Dataset rows for apps and sites
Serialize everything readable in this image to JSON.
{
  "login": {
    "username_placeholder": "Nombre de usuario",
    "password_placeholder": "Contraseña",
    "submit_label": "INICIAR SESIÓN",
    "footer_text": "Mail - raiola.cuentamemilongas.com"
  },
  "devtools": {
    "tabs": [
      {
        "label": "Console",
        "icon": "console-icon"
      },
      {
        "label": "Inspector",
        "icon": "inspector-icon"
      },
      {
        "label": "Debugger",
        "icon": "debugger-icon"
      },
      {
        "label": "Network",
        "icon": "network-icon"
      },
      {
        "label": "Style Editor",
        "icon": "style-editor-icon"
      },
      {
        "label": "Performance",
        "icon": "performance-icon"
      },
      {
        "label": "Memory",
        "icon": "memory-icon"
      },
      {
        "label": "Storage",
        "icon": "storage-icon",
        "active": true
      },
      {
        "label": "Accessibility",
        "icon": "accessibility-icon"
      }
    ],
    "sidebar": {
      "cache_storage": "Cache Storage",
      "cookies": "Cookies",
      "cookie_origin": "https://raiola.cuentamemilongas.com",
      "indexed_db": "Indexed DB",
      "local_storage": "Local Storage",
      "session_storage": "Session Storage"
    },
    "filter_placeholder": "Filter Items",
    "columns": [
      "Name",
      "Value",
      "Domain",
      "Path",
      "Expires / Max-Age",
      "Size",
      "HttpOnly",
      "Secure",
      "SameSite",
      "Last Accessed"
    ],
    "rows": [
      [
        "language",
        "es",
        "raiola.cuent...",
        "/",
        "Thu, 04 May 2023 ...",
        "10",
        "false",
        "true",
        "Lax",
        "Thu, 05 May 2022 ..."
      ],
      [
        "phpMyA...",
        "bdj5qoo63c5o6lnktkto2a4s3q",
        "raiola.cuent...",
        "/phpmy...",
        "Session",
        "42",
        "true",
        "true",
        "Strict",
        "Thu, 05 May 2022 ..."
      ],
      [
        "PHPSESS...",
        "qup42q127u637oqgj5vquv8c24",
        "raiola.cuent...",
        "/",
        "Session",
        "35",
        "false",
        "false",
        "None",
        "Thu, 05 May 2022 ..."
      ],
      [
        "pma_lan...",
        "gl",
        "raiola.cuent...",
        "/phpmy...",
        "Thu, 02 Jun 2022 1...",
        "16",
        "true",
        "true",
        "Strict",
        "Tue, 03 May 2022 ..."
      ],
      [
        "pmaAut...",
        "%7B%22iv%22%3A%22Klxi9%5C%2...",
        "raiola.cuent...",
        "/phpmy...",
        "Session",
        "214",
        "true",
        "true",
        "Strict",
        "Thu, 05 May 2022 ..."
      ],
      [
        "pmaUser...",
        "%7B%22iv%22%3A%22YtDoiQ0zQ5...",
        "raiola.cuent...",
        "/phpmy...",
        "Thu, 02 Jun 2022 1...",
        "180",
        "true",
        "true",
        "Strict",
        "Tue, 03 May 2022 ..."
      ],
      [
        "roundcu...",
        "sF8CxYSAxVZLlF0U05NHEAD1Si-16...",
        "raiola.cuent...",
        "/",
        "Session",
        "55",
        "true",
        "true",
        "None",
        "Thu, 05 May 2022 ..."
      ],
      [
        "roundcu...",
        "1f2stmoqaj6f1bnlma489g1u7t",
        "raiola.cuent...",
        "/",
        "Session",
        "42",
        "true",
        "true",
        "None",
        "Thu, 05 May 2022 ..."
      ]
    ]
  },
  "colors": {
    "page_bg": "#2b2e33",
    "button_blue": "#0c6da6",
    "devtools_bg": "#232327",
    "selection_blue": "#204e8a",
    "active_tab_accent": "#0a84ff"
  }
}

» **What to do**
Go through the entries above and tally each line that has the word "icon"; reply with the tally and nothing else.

» **Final answer**
9